*Instructions for the task*: Give only the number of lines in these records that include "Office".

※ ※ ※

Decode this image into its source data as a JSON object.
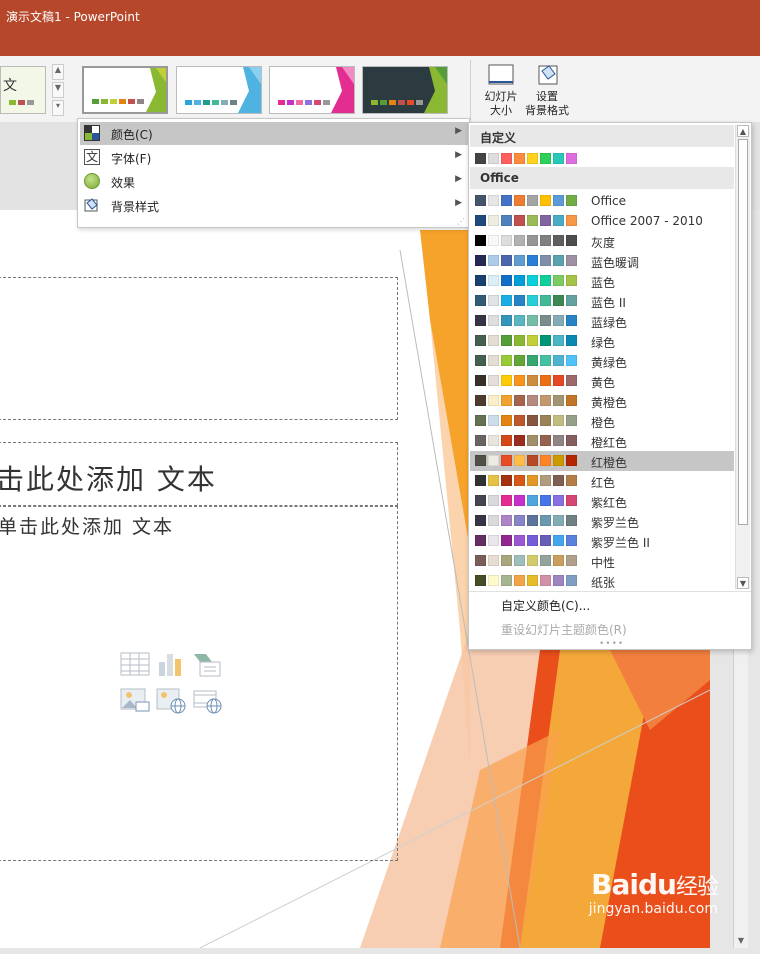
{
  "window": {
    "title": "演示文稿1 - PowerPoint"
  },
  "ribbon": {
    "partial_theme_text": "文",
    "slide_size_label": "幻灯片\n大小",
    "format_background_label": "设置\n背景格式"
  },
  "menu": {
    "items": [
      {
        "label": "颜色(C)",
        "icon": "color-icon",
        "has_submenu": true,
        "highlighted": true
      },
      {
        "label": "字体(F)",
        "icon": "font-icon",
        "has_submenu": true
      },
      {
        "label": "效果",
        "icon": "effects-icon",
        "has_submenu": true
      },
      {
        "label": "背景样式",
        "icon": "background-style-icon",
        "has_submenu": true
      }
    ]
  },
  "colors_flyout": {
    "custom_header": "自定义",
    "custom_swatch": [
      "#444444",
      "#dddddd",
      "#ff5f5f",
      "#ff8b40",
      "#ffd21e",
      "#2fd05a",
      "#29c9b8",
      "#e06de0"
    ],
    "office_header": "Office",
    "selected": "红橙色",
    "schemes": [
      {
        "name": "Office",
        "colors": [
          "#44546a",
          "#e7e6e6",
          "#4472c4",
          "#ed7d31",
          "#a5a5a5",
          "#ffc000",
          "#5b9bd5",
          "#70ad47"
        ]
      },
      {
        "name": "Office 2007 - 2010",
        "colors": [
          "#1f497d",
          "#eeece1",
          "#4f81bd",
          "#c0504d",
          "#9bbb59",
          "#8064a2",
          "#4bacc6",
          "#f79646"
        ]
      },
      {
        "name": "灰度",
        "colors": [
          "#000000",
          "#f8f8f8",
          "#dddddd",
          "#b2b2b2",
          "#969696",
          "#808080",
          "#5f5f5f",
          "#4d4d4d"
        ]
      },
      {
        "name": "蓝色暖调",
        "colors": [
          "#242852",
          "#acccea",
          "#4a66ac",
          "#629dd1",
          "#297fd5",
          "#7f8fa9",
          "#5aa2ae",
          "#9d90a0"
        ]
      },
      {
        "name": "蓝色",
        "colors": [
          "#17406d",
          "#dbeff9",
          "#0f6fc6",
          "#009dd9",
          "#0bd0d9",
          "#10cf9b",
          "#7cca62",
          "#a5c249"
        ]
      },
      {
        "name": "蓝色 II",
        "colors": [
          "#335b74",
          "#dfe3e5",
          "#1cade4",
          "#2683c6",
          "#27ced7",
          "#42ba97",
          "#3e8853",
          "#62a39f"
        ]
      },
      {
        "name": "蓝绿色",
        "colors": [
          "#373545",
          "#dedede",
          "#3494ba",
          "#58b6c0",
          "#75bda7",
          "#7a8c8e",
          "#84acb6",
          "#2683c6"
        ]
      },
      {
        "name": "绿色",
        "colors": [
          "#455f51",
          "#e3ded1",
          "#549e39",
          "#8ab833",
          "#c0cf3a",
          "#029676",
          "#4ab5c4",
          "#0989b1"
        ]
      },
      {
        "name": "黄绿色",
        "colors": [
          "#455f51",
          "#e3ded1",
          "#99cb38",
          "#63a537",
          "#37a76f",
          "#44c1a3",
          "#4eb3cf",
          "#51c3f9"
        ]
      },
      {
        "name": "黄色",
        "colors": [
          "#39302a",
          "#e5dedb",
          "#ffca08",
          "#f8931d",
          "#ce8d3e",
          "#ec7016",
          "#e64823",
          "#9c6a6a"
        ]
      },
      {
        "name": "黄橙色",
        "colors": [
          "#4e3b30",
          "#fbeec9",
          "#f0a22e",
          "#a5644e",
          "#b58b80",
          "#c3986d",
          "#a19574",
          "#c17529"
        ]
      },
      {
        "name": "橙色",
        "colors": [
          "#637052",
          "#ccddea",
          "#e48312",
          "#bd582c",
          "#865640",
          "#9b8357",
          "#c2bc80",
          "#94a088"
        ]
      },
      {
        "name": "橙红色",
        "colors": [
          "#696464",
          "#e9e5dc",
          "#d34817",
          "#9b2d1f",
          "#a28e6a",
          "#956251",
          "#918485",
          "#855d5d"
        ]
      },
      {
        "name": "红橙色",
        "colors": [
          "#505046",
          "#eeece1",
          "#e84c22",
          "#ffbd47",
          "#b64926",
          "#ff8427",
          "#cc9900",
          "#b22600"
        ]
      },
      {
        "name": "红色",
        "colors": [
          "#323232",
          "#e5c243",
          "#a5300f",
          "#d55816",
          "#e19825",
          "#b19c7d",
          "#7f5f52",
          "#b27d49"
        ]
      },
      {
        "name": "紫红色",
        "colors": [
          "#454551",
          "#d8d9dc",
          "#e32d91",
          "#c830cc",
          "#4ea6dc",
          "#4775e7",
          "#8971e1",
          "#d54773"
        ]
      },
      {
        "name": "紫罗兰色",
        "colors": [
          "#373545",
          "#dcd8dc",
          "#ad84c6",
          "#8784c7",
          "#5d739a",
          "#6997af",
          "#84acb6",
          "#6f8183"
        ]
      },
      {
        "name": "紫罗兰色 II",
        "colors": [
          "#632e62",
          "#eae5eb",
          "#92278f",
          "#9b57d3",
          "#755dd9",
          "#665eb8",
          "#45a5ed",
          "#5982db"
        ]
      },
      {
        "name": "中性",
        "colors": [
          "#7a5d58",
          "#e9dcd0",
          "#a9a57c",
          "#9cbebd",
          "#d2cb6c",
          "#95a39d",
          "#c89f5d",
          "#b1a089"
        ]
      },
      {
        "name": "纸张",
        "colors": [
          "#444d26",
          "#fefac9",
          "#a5b592",
          "#f3a447",
          "#e7bc29",
          "#d092a7",
          "#9c85c0",
          "#809ec2"
        ]
      }
    ],
    "customize_label": "自定义颜色(C)...",
    "reset_label": "重设幻灯片主题颜色(R)"
  },
  "slide": {
    "title_placeholder": "击此处添加 文本",
    "subtitle_placeholder": "单击此处添加 文本"
  },
  "watermark": {
    "brand": "Baidu",
    "brand_cn": "经验",
    "url": "jingyan.baidu.com"
  }
}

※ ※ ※

*Result of the task*: 3